George Finck was born on August 28, 1933, in Lakeport, New York. He was commissioned through the Air Force ROTC program on July 15, 1955, and went on active duty beginning April 10, 1956. After completing Undergraduate Pilot Training, Lt Finck was assigned as a C-118 Liftmaster pilot with the 58th, 18th, and the 30th Air Transport Squadron at McGuire AFB, New Jersey, from September 1957 to July 1963. During this time, he participated in missions supporting the Lebanon Crisis in 1958 and the Cuban Missile Crisis in 1962. Capt Finck then served with Headquarters Eastern Transport Air Force of the Military Air Transport Service, also at McGuire, from July 1963 to March 1964. His next assignment was to MacDill AFB, Florida, where he served with Headquarters U.S. Strike Command from March 1964 to November 1967. He flew 201 combat missions in Southeast Asia as a C-7 Caribou pilot with the 458th Tactical Airlift Squadron at Cam Ranh Bay AB in the Republic of Vietnam from January 1968 to February 1969, and then served with the 2849th Air Base Group at Hill AFB, Utah, from February to August 1969. Maj Finck then served with the 2856th Air Base Group and the 416th Combat Support Group at Griffiss AFB, New York, from August 1969 to July 1971. He served with the 1st Combat Evaluation Group at Barksdale AFB, Louisiana, from July 1971 to May 1975. Col Finck's final assignment was as Commander of the Air Force ROTC detachment at Bowling Green State University, Ohio, where he served from July 1976 until his retirement from the Air Force on July 31, 1978.
His Air Force Cross Citation reads:
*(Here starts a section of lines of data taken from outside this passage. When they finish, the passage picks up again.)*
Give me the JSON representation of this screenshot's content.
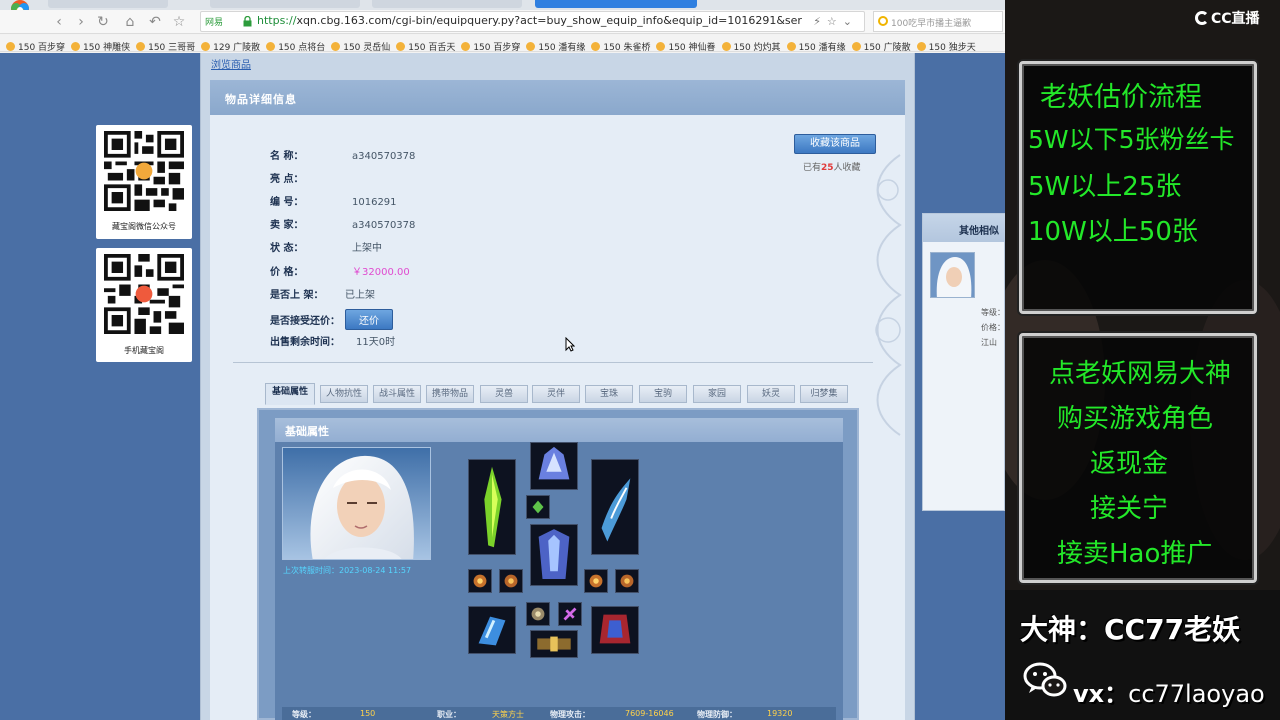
{
  "browser": {
    "address": {
      "site_badge": "网易",
      "url_scheme": "https://",
      "url_rest": "xqn.cbg.163.com/cgi-bin/equipquery.py?act=buy_show_equip_info&equip_id=1016291&server_ic"
    },
    "search": {
      "text": "100吃早市播主逼歉"
    },
    "bookmarks": [
      "150 百步穿",
      "150 神雕侠",
      "150 三哥哥",
      "129 广陵散",
      "150 点将台",
      "150 灵岳仙",
      "150 百舌天",
      "150 百步穿",
      "150 潘有缘",
      "150 朱雀桥",
      "150 神仙眷",
      "150 灼灼其",
      "150 潘有缘",
      "150 广陵散",
      "150 独步天"
    ]
  },
  "page": {
    "breadcrumb": "浏览商品",
    "detail_title": "物品详细信息",
    "fields": {
      "name_label": "名          称：",
      "name_value": "a340570378",
      "highlight_label": "亮          点：",
      "highlight_value": "",
      "id_label": "编          号：",
      "id_value": "1016291",
      "seller_label": "卖          家：",
      "seller_value": "a340570378",
      "status_label": "状          态：",
      "status_value": "上架中",
      "price_label": "价          格：",
      "price_value": "￥32000.00",
      "listed_label": "是否上 架：",
      "listed_value": "已上架",
      "counter_label": "是否接受还价：",
      "counter_button": "还价",
      "remaining_label": "出售剩余时间：",
      "remaining_value": "11天0时"
    },
    "favorite": {
      "button": "收藏该商品",
      "prefix": "已有",
      "count": "25",
      "suffix": "人收藏"
    },
    "tabs": [
      "基础属性",
      "人物抗性",
      "战斗属性",
      "携带物品",
      "灵兽",
      "灵伴",
      "宝珠",
      "宝驹",
      "家园",
      "妖灵",
      "归梦集"
    ],
    "attr_box": {
      "title": "基础属性",
      "transfer_time": "上次转服时间：2023-08-24 11:57",
      "stats": [
        {
          "label": "等级：",
          "value": "150"
        },
        {
          "label": "职业：",
          "value": "天策方士"
        },
        {
          "label": "物理攻击：",
          "value": "7609-16046"
        },
        {
          "label": "物理防御：",
          "value": "19320"
        }
      ]
    },
    "qr": [
      {
        "caption": "藏宝阁微信公众号"
      },
      {
        "caption": "手机藏宝阁"
      }
    ],
    "similar": {
      "title": "其他相似",
      "lines": [
        "等级：",
        "价格：",
        "江山"
      ]
    }
  },
  "stream": {
    "logo": "CC直播",
    "sign1": [
      "老妖估价流程",
      "5W以下5张粉丝卡",
      "5W以上25张",
      "10W以上50张"
    ],
    "sign2": [
      "点老妖网易大神",
      "购买游戏角色",
      "返现金",
      "接关宁",
      "接卖Hao推广"
    ],
    "dashen": "大神：CC77老妖",
    "vx_prefix": "vx：",
    "vx_id": "cc77laoyao"
  },
  "colors": {
    "accent": "#2f7fe0",
    "sign_text": "#23e829",
    "price": "#e04bd0",
    "stat_value": "#ffd24a"
  },
  "icons": [
    "browser-logo-icon",
    "lock-icon",
    "search-icon",
    "bookmark-icon",
    "wechat-icon",
    "cc-logo-icon",
    "cursor-icon"
  ]
}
The President of the United States of America, authorized by Title 10, Section 8742, United States Code, awards the Air Force Cross to Major George C. Finck for extraordinary heroism in military operations against an opposing armed force as a C-7A Aircraft Commander near Duc Lap, Republic of Vietnam, on 24 August 1968. On that date, Major Finck flew the first night combat airdrop ever flown in a C-7A through a hostile environment of heavy antiaircraft and automatic weapons fire in which five other aircraft had been shot down while attempting to resupply the camp. Despite intense ground fire and battle damage to his aircraft, Major Finck made a second pass over the embattled camp to deliver sufficient ammunition, medical supplies, and water to the beleaguered defenders who would have been overrun without this vital resupply. Through extraordinary heroism, superb airmanship, and aggressiveness in the face of an opposing armed force, Major Finck has reflected the highest credit upon himself and the United States Air Force.